Perched up on a bluff overlooking the rocky shores of Lake Superior sits the current Marquette Harbor Lighthouse, constructed in 1866. Today’s museum staff and volunteers say that the bright red light is haunted by the spirit of a young girl from the early 1900s whom they call Jesse. Guided tours of the light are offered on a limited schedule (Tuesday through Sunday at 11:30 am, 1:00 pm and 2:30 pm). Visit MqtMaritimeMuseum.com for additional details.
Lake Superior’s “Graveyard of the Great Lakes” is home to more than 200 shipwrecks along a treacherous 80-mile stretch between Whitefish Point and Munising, including the well-known Edmund Fitzgerald that went down during the gales of November 1975. With so many lost souls at sea, one would expect this area to be riddled with spirits both at the US Coast Guard Station and Whitefish Point Light Station, both home to the Great Lakes Shipwreck Historical Society. Several paranormal groups have conducted investigations at this sight, with some interesting results. For information about tours, visit ShipwreckMuseum.com.
Just down the shore about 45 miles from Whitefish Point is Point Iroquois Lighthouse, along the beach where a major Native American massacre took place in the 1600s. Some suspect the spirits at this light may belong to the Iroquois warriors who were slaughtered on the beach during that battle with the Ojibwe.
Others say the ghosts are the men of the SS Myron, which sank in 1919 with all but the captain dying in the frigid November waters. For tour information, visit fs.usda.gov and search “Point Iroquois.”
Along the northeastern coast of Lake Huron sits the Old Presque Isle lighthouse, which was decommissioned in 1870 and replaced by a new taller light just up the road. Both are open for tours and both are said to be haunted.
The spirits of two different men have been seen here over the years–Don S. Olds, who was friends with the owner in the 1930s, and George Parris, who ran the museum and gift shop with his wife, Lorraine, from 1972 until his death in 1992. A phantom light has also been documented by passing ships, as well as by people in the nearby marina. For information on touring both the old and new light, visit PresqueIsleLighthouses.org for details.
At the tip of Michigan’s thumb, the current Pointe aux Barques Lighthouse is the second to stand in this area. For years, people have reported seeing the spirit of a woman dressed in a long white flowing gown walking the stairway inside the light. Most likely it is the ghost of Catherine Shook who tended the light from 1849 to 1851 as the first female keeper in Michigan after her husband, Peter, died during a boating accident. For tour information, visit PointeAuxBarquesLighthouse.org.
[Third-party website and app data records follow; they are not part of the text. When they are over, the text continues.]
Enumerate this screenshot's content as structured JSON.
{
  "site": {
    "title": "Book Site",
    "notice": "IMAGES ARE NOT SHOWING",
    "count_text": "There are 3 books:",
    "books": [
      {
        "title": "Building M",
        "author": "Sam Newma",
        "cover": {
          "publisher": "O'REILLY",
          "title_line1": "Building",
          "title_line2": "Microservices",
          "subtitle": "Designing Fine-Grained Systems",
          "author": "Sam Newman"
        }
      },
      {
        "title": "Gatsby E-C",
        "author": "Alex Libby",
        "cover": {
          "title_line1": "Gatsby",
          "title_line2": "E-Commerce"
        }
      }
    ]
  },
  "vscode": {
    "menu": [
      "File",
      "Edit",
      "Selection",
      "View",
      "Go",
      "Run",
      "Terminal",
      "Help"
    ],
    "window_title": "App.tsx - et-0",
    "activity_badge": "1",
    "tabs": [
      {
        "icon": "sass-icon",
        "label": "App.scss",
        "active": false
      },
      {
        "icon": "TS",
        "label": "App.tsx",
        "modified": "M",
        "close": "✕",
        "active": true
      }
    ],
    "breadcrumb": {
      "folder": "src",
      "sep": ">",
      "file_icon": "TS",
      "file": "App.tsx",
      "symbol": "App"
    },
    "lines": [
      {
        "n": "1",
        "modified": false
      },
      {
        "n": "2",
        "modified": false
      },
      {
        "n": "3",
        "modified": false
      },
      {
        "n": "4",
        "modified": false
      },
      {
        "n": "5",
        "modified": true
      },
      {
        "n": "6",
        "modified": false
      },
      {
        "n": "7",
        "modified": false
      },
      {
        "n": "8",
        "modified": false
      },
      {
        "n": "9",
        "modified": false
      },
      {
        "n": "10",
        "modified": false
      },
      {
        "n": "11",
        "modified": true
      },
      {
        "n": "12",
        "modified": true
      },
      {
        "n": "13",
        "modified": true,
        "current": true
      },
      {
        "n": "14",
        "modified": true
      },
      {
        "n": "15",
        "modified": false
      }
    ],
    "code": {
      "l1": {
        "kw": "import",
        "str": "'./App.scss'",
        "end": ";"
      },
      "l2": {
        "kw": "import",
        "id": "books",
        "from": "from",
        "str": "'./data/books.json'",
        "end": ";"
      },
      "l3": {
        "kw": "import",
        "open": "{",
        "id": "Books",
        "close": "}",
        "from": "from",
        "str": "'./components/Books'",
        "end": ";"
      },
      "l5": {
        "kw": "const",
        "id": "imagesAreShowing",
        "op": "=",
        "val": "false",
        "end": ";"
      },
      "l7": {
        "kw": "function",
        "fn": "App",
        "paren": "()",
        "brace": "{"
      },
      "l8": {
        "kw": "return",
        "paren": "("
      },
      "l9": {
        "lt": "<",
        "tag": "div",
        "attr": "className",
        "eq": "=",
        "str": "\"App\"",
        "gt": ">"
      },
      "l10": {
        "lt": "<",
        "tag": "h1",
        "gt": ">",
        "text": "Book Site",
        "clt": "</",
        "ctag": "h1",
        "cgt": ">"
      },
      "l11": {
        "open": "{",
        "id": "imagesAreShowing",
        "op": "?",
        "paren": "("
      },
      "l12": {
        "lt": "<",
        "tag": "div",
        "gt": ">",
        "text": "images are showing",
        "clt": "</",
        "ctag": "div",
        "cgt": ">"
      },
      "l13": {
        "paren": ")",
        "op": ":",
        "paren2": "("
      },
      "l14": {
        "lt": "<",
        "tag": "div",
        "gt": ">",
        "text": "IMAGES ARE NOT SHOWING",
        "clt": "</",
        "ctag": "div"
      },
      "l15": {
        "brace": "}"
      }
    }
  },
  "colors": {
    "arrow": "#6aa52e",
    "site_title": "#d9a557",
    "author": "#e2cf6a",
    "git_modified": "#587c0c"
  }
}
As Michigan’s oldest active lighthouse, Fort Gratiot has stood proudly along the southeastern shore of Lake Huron in Port Huron since 1828. For the past several years, the Motor City Ghost Hunters have offered public investigations of this haunted light in October. Over the course of six hours, participants move from building to building utilizing high-tech equipment such as EVP readers, spirit boxes and other paranormal paraphernalia to call out the entities who are believed to still reside here.
For tour information, visit PHMuseum.org or for information about the annual paranormal investigation, visit MotorCityGhostHunters.com.
Stories from 13 of these spirited lighthouses are featured in the new best-selling book from Arcadia Publishing/The History Press called Michigan’s Haunted Lighthouses. To purchase an autographed copy for $19.99 plus shipping and handling, visit MiHauntedLighthouses.com.
— Dianna Stampfler is president of Promote Michigan.